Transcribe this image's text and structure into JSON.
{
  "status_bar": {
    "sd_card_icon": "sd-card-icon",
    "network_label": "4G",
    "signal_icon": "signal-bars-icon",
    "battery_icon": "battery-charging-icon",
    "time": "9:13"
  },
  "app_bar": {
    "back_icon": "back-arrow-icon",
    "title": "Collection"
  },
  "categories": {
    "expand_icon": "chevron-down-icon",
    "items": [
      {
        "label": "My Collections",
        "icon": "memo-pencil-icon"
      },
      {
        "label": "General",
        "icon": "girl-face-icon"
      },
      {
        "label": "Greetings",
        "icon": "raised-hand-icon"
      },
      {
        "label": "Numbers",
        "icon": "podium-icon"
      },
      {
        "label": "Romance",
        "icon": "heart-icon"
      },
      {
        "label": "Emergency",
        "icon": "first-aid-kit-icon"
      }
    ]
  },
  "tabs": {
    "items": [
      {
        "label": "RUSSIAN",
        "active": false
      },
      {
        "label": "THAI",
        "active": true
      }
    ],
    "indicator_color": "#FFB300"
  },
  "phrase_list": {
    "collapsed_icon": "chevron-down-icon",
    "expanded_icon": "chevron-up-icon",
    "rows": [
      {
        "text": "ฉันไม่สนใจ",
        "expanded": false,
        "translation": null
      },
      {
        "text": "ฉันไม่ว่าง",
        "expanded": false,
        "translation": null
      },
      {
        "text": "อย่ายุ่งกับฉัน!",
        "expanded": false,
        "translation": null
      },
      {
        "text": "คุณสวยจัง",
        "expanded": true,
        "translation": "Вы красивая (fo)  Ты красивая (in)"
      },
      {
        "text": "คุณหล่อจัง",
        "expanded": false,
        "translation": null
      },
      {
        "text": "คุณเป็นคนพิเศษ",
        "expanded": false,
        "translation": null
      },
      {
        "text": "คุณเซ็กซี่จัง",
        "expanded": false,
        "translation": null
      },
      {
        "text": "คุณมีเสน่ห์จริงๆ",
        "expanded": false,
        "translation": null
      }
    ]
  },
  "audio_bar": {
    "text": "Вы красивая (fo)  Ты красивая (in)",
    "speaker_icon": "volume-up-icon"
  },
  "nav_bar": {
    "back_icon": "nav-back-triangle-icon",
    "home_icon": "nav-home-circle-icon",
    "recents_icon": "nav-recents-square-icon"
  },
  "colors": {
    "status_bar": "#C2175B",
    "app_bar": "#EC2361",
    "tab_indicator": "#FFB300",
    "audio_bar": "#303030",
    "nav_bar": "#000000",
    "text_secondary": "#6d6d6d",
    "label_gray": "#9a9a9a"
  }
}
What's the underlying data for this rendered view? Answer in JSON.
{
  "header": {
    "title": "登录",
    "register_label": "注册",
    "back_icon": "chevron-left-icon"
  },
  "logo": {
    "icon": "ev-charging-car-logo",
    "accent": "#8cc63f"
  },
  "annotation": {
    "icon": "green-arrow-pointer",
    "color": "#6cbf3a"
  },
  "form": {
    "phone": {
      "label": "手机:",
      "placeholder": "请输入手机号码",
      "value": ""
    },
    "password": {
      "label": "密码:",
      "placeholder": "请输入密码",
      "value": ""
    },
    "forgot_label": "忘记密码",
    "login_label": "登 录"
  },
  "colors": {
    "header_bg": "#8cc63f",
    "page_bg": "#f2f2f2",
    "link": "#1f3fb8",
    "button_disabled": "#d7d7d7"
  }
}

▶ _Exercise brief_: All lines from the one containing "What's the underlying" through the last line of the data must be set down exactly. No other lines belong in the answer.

▶ _Result_:
What's the underlying data for this rendered view? Answer in JSON.
{
  "header": {
    "title": "登录",
    "register_label": "注册",
    "back_icon": "chevron-left-icon"
  },
  "logo": {
    "icon": "ev-charging-car-logo",
    "accent": "#8cc63f"
  },
  "annotation": {
    "icon": "green-arrow-pointer",
    "color": "#6cbf3a"
  },
  "form": {
    "phone": {
      "label": "手机:",
      "placeholder": "请输入手机号码",
      "value": ""
    },
    "password": {
      "label": "密码:",
      "placeholder": "请输入密码",
      "value": ""
    },
    "forgot_label": "忘记密码",
    "login_label": "登 录"
  },
  "colors": {
    "header_bg": "#8cc63f",
    "page_bg": "#f2f2f2",
    "link": "#1f3fb8",
    "button_disabled": "#d7d7d7"
  }
}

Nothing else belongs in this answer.